*** Dataset excerpts Section Begins ***

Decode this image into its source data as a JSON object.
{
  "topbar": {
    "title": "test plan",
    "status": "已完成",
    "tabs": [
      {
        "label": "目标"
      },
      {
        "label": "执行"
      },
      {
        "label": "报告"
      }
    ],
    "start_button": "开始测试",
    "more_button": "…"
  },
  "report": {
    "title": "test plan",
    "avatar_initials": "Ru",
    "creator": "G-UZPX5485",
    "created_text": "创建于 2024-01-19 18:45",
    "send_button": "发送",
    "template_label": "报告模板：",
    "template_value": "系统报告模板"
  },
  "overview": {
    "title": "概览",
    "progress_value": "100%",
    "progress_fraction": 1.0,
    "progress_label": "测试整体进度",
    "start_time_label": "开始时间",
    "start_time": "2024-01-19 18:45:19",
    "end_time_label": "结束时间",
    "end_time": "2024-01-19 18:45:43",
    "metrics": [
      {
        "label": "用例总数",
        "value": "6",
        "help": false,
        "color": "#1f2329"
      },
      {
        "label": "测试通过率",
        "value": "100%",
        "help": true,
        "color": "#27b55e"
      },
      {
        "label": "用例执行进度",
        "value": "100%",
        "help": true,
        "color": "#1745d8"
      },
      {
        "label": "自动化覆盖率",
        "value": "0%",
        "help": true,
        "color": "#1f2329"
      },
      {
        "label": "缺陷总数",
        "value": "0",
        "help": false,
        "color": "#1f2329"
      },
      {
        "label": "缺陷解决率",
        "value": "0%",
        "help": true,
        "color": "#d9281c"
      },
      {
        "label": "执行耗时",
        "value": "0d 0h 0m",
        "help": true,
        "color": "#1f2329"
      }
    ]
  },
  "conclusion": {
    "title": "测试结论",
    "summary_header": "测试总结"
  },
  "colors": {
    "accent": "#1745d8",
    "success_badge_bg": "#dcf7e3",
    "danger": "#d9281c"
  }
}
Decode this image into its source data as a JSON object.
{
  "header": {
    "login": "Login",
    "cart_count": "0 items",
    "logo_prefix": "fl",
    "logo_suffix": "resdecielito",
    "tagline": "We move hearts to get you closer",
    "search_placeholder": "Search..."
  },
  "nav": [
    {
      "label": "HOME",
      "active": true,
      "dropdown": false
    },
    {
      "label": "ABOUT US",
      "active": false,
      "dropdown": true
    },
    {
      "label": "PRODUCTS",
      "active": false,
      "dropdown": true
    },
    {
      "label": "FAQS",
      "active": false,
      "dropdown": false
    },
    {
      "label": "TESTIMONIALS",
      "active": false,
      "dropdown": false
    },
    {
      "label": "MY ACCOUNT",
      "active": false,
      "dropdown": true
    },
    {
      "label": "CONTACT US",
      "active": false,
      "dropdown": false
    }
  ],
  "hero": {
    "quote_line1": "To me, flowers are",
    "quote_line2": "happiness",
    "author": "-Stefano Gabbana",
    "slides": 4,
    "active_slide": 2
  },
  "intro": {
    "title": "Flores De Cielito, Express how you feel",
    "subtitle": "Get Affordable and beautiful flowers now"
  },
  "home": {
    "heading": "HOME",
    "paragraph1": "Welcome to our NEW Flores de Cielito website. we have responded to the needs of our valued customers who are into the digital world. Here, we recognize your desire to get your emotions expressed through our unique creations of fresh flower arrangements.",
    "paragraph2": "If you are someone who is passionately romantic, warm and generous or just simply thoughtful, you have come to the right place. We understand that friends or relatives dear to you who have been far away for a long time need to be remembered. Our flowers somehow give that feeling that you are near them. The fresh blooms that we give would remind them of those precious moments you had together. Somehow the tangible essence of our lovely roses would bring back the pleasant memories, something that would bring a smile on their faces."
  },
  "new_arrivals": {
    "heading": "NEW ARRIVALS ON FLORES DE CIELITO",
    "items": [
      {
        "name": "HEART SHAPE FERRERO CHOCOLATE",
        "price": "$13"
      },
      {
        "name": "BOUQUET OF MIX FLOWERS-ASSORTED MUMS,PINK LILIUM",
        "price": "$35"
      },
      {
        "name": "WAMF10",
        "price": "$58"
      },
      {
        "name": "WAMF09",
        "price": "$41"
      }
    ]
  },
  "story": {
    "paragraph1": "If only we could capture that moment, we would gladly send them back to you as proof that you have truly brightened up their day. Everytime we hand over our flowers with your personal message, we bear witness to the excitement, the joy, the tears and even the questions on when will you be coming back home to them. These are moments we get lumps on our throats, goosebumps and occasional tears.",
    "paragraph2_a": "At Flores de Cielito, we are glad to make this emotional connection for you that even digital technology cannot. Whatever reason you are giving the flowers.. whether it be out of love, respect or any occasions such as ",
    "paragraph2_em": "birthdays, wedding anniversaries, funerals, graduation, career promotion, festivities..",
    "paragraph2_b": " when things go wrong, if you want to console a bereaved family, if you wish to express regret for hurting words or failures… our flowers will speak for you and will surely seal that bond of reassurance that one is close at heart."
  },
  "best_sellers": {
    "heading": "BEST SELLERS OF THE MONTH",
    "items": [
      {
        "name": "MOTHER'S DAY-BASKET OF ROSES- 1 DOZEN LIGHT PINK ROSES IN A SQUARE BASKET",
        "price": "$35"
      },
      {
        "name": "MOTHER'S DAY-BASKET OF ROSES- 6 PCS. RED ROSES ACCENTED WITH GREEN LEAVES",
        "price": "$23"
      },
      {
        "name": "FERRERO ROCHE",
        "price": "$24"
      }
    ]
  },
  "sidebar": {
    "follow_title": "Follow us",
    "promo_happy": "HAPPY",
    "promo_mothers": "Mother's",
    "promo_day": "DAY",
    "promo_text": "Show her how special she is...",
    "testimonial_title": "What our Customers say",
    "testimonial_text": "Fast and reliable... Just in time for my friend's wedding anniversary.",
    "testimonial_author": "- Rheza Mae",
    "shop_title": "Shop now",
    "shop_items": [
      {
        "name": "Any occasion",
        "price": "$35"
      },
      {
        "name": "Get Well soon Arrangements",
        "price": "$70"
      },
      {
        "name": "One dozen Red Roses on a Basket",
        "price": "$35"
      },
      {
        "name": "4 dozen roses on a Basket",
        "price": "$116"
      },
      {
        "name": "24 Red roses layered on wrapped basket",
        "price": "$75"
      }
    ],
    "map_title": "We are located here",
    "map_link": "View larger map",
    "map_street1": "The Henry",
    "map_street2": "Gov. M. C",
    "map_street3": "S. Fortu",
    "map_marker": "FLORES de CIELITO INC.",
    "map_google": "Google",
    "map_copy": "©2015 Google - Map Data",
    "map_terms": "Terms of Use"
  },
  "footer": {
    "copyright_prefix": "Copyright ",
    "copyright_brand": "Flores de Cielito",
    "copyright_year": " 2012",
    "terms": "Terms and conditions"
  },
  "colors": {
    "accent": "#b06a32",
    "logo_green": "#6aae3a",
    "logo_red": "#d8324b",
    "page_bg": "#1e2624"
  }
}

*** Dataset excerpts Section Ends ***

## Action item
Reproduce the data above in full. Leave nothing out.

## Result of this task
Decode this image into its source data as a JSON object.
{
  "topbar": {
    "title": "test plan",
    "status": "已完成",
    "tabs": [
      {
        "label": "目标"
      },
      {
        "label": "执行"
      },
      {
        "label": "报告"
      }
    ],
    "start_button": "开始测试",
    "more_button": "…"
  },
  "report": {
    "title": "test plan",
    "avatar_initials": "Ru",
    "creator": "G-UZPX5485",
    "created_text": "创建于 2024-01-19 18:45",
    "send_button": "发送",
    "template_label": "报告模板：",
    "template_value": "系统报告模板"
  },
  "overview": {
    "title": "概览",
    "progress_value": "100%",
    "progress_fraction": 1.0,
    "progress_label": "测试整体进度",
    "start_time_label": "开始时间",
    "start_time": "2024-01-19 18:45:19",
    "end_time_label": "结束时间",
    "end_time": "2024-01-19 18:45:43",
    "metrics": [
      {
        "label": "用例总数",
        "value": "6",
        "help": false,
        "color": "#1f2329"
      },
      {
        "label": "测试通过率",
        "value": "100%",
        "help": true,
        "color": "#27b55e"
      },
      {
        "label": "用例执行进度",
        "value": "100%",
        "help": true,
        "color": "#1745d8"
      },
      {
        "label": "自动化覆盖率",
        "value": "0%",
        "help": true,
        "color": "#1f2329"
      },
      {
        "label": "缺陷总数",
        "value": "0",
        "help": false,
        "color": "#1f2329"
      },
      {
        "label": "缺陷解决率",
        "value": "0%",
        "help": true,
        "color": "#d9281c"
      },
      {
        "label": "执行耗时",
        "value": "0d 0h 0m",
        "help": true,
        "color": "#1f2329"
      }
    ]
  },
  "conclusion": {
    "title": "测试结论",
    "summary_header": "测试总结"
  },
  "colors": {
    "accent": "#1745d8",
    "success_badge_bg": "#dcf7e3",
    "danger": "#d9281c"
  }
}
Decode this image into its source data as a JSON object.
{
  "header": {
    "login": "Login",
    "cart_count": "0 items",
    "logo_prefix": "fl",
    "logo_suffix": "resdecielito",
    "tagline": "We move hearts to get you closer",
    "search_placeholder": "Search..."
  },
  "nav": [
    {
      "label": "HOME",
      "active": true,
      "dropdown": false
    },
    {
      "label": "ABOUT US",
      "active": false,
      "dropdown": true
    },
    {
      "label": "PRODUCTS",
      "active": false,
      "dropdown": true
    },
    {
      "label": "FAQS",
      "active": false,
      "dropdown": false
    },
    {
      "label": "TESTIMONIALS",
      "active": false,
      "dropdown": false
    },
    {
      "label": "MY ACCOUNT",
      "active": false,
      "dropdown": true
    },
    {
      "label": "CONTACT US",
      "active": false,
      "dropdown": false
    }
  ],
  "hero": {
    "quote_line1": "To me, flowers are",
    "quote_line2": "happiness",
    "author": "-Stefano Gabbana",
    "slides": 4,
    "active_slide": 2
  },
  "intro": {
    "title": "Flores De Cielito, Express how you feel",
    "subtitle": "Get Affordable and beautiful flowers now"
  },
  "home": {
    "heading": "HOME",
    "paragraph1": "Welcome to our NEW Flores de Cielito website. we have responded to the needs of our valued customers who are into the digital world. Here, we recognize your desire to get your emotions expressed through our unique creations of fresh flower arrangements.",
    "paragraph2": "If you are someone who is passionately romantic, warm and generous or just simply thoughtful, you have come to the right place. We understand that friends or relatives dear to you who have been far away for a long time need to be remembered. Our flowers somehow give that feeling that you are near them. The fresh blooms that we give would remind them of those precious moments you had together. Somehow the tangible essence of our lovely roses would bring back the pleasant memories, something that would bring a smile on their faces."
  },
  "new_arrivals": {
    "heading": "NEW ARRIVALS ON FLORES DE CIELITO",
    "items": [
      {
        "name": "HEART SHAPE FERRERO CHOCOLATE",
        "price": "$13"
      },
      {
        "name": "BOUQUET OF MIX FLOWERS-ASSORTED MUMS,PINK LILIUM",
        "price": "$35"
      },
      {
        "name": "WAMF10",
        "price": "$58"
      },
      {
        "name": "WAMF09",
        "price": "$41"
      }
    ]
  },
  "story": {
    "paragraph1": "If only we could capture that moment, we would gladly send them back to you as proof that you have truly brightened up their day. Everytime we hand over our flowers with your personal message, we bear witness to the excitement, the joy, the tears and even the questions on when will you be coming back home to them. These are moments we get lumps on our throats, goosebumps and occasional tears.",
    "paragraph2_a": "At Flores de Cielito, we are glad to make this emotional connection for you that even digital technology cannot. Whatever reason you are giving the flowers.. whether it be out of love, respect or any occasions such as ",
    "paragraph2_em": "birthdays, wedding anniversaries, funerals, graduation, career promotion, festivities..",
    "paragraph2_b": " when things go wrong, if you want to console a bereaved family, if you wish to express regret for hurting words or failures… our flowers will speak for you and will surely seal that bond of reassurance that one is close at heart."
  },
  "best_sellers": {
    "heading": "BEST SELLERS OF THE MONTH",
    "items": [
      {
        "name": "MOTHER'S DAY-BASKET OF ROSES- 1 DOZEN LIGHT PINK ROSES IN A SQUARE BASKET",
        "price": "$35"
      },
      {
        "name": "MOTHER'S DAY-BASKET OF ROSES- 6 PCS. RED ROSES ACCENTED WITH GREEN LEAVES",
        "price": "$23"
      },
      {
        "name": "FERRERO ROCHE",
        "price": "$24"
      }
    ]
  },
  "sidebar": {
    "follow_title": "Follow us",
    "promo_happy": "HAPPY",
    "promo_mothers": "Mother's",
    "promo_day": "DAY",
    "promo_text": "Show her how special she is...",
    "testimonial_title": "What our Customers say",
    "testimonial_text": "Fast and reliable... Just in time for my friend's wedding anniversary.",
    "testimonial_author": "- Rheza Mae",
    "shop_title": "Shop now",
    "shop_items": [
      {
        "name": "Any occasion",
        "price": "$35"
      },
      {
        "name": "Get Well soon Arrangements",
        "price": "$70"
      },
      {
        "name": "One dozen Red Roses on a Basket",
        "price": "$35"
      },
      {
        "name": "4 dozen roses on a Basket",
        "price": "$116"
      },
      {
        "name": "24 Red roses layered on wrapped basket",
        "price": "$75"
      }
    ],
    "map_title": "We are located here",
    "map_link": "View larger map",
    "map_street1": "The Henry",
    "map_street2": "Gov. M. C",
    "map_street3": "S. Fortu",
    "map_marker": "FLORES de CIELITO INC.",
    "map_google": "Google",
    "map_copy": "©2015 Google - Map Data",
    "map_terms": "Terms of Use"
  },
  "footer": {
    "copyright_prefix": "Copyright ",
    "copyright_brand": "Flores de Cielito",
    "copyright_year": " 2012",
    "terms": "Terms and conditions"
  },
  "colors": {
    "accent": "#b06a32",
    "logo_green": "#6aae3a",
    "logo_red": "#d8324b",
    "page_bg": "#1e2624"
  }
}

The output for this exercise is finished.